◆ **WHAT THIS TASK INVOLVES**
Reproduce every line of the listing below exactly.
-------------------------
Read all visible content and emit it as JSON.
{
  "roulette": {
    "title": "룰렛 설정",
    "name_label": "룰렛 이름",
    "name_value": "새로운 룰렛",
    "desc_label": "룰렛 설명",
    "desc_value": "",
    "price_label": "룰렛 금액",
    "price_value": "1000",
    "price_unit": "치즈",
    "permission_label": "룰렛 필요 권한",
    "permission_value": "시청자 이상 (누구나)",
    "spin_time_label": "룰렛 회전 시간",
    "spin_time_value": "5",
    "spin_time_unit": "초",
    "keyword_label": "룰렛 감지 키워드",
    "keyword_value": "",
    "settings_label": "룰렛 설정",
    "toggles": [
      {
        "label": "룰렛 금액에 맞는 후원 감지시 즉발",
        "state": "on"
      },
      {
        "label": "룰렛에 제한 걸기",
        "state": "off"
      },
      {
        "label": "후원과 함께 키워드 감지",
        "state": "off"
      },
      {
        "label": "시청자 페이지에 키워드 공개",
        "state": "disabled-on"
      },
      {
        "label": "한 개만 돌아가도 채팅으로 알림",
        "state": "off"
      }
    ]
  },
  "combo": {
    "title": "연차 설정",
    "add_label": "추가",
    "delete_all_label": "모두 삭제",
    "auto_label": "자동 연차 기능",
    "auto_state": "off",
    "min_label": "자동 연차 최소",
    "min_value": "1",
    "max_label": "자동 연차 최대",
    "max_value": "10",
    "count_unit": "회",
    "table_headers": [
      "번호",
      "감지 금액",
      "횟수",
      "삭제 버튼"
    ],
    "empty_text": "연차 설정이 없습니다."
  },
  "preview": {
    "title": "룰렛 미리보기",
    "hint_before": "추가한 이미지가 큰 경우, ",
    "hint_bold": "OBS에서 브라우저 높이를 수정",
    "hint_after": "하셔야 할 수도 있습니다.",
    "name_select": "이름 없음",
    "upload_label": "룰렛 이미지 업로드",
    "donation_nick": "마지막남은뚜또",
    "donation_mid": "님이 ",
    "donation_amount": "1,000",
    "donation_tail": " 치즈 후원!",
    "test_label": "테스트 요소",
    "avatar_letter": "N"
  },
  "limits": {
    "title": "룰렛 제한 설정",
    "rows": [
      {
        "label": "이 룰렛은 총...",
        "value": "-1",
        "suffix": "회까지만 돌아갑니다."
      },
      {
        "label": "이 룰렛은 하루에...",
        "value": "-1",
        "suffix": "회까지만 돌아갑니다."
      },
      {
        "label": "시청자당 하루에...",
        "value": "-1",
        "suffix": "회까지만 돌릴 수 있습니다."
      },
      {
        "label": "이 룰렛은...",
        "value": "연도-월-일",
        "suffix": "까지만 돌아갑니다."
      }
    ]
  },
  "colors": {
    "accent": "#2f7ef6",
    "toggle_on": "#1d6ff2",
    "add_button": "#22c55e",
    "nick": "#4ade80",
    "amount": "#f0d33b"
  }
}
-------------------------
◆ **RESPONSE BOX**
Read all visible content and emit it as JSON.
{
  "roulette": {
    "title": "룰렛 설정",
    "name_label": "룰렛 이름",
    "name_value": "새로운 룰렛",
    "desc_label": "룰렛 설명",
    "desc_value": "",
    "price_label": "룰렛 금액",
    "price_value": "1000",
    "price_unit": "치즈",
    "permission_label": "룰렛 필요 권한",
    "permission_value": "시청자 이상 (누구나)",
    "spin_time_label": "룰렛 회전 시간",
    "spin_time_value": "5",
    "spin_time_unit": "초",
    "keyword_label": "룰렛 감지 키워드",
    "keyword_value": "",
    "settings_label": "룰렛 설정",
    "toggles": [
      {
        "label": "룰렛 금액에 맞는 후원 감지시 즉발",
        "state": "on"
      },
      {
        "label": "룰렛에 제한 걸기",
        "state": "off"
      },
      {
        "label": "후원과 함께 키워드 감지",
        "state": "off"
      },
      {
        "label": "시청자 페이지에 키워드 공개",
        "state": "disabled-on"
      },
      {
        "label": "한 개만 돌아가도 채팅으로 알림",
        "state": "off"
      }
    ]
  },
  "combo": {
    "title": "연차 설정",
    "add_label": "추가",
    "delete_all_label": "모두 삭제",
    "auto_label": "자동 연차 기능",
    "auto_state": "off",
    "min_label": "자동 연차 최소",
    "min_value": "1",
    "max_label": "자동 연차 최대",
    "max_value": "10",
    "count_unit": "회",
    "table_headers": [
      "번호",
      "감지 금액",
      "횟수",
      "삭제 버튼"
    ],
    "empty_text": "연차 설정이 없습니다."
  },
  "preview": {
    "title": "룰렛 미리보기",
    "hint_before": "추가한 이미지가 큰 경우, ",
    "hint_bold": "OBS에서 브라우저 높이를 수정",
    "hint_after": "하셔야 할 수도 있습니다.",
    "name_select": "이름 없음",
    "upload_label": "룰렛 이미지 업로드",
    "donation_nick": "마지막남은뚜또",
    "donation_mid": "님이 ",
    "donation_amount": "1,000",
    "donation_tail": " 치즈 후원!",
    "test_label": "테스트 요소",
    "avatar_letter": "N"
  },
  "limits": {
    "title": "룰렛 제한 설정",
    "rows": [
      {
        "label": "이 룰렛은 총...",
        "value": "-1",
        "suffix": "회까지만 돌아갑니다."
      },
      {
        "label": "이 룰렛은 하루에...",
        "value": "-1",
        "suffix": "회까지만 돌아갑니다."
      },
      {
        "label": "시청자당 하루에...",
        "value": "-1",
        "suffix": "회까지만 돌릴 수 있습니다."
      },
      {
        "label": "이 룰렛은...",
        "value": "연도-월-일",
        "suffix": "까지만 돌아갑니다."
      }
    ]
  },
  "colors": {
    "accent": "#2f7ef6",
    "toggle_on": "#1d6ff2",
    "add_button": "#22c55e",
    "nick": "#4ade80",
    "amount": "#f0d33b"
  }
}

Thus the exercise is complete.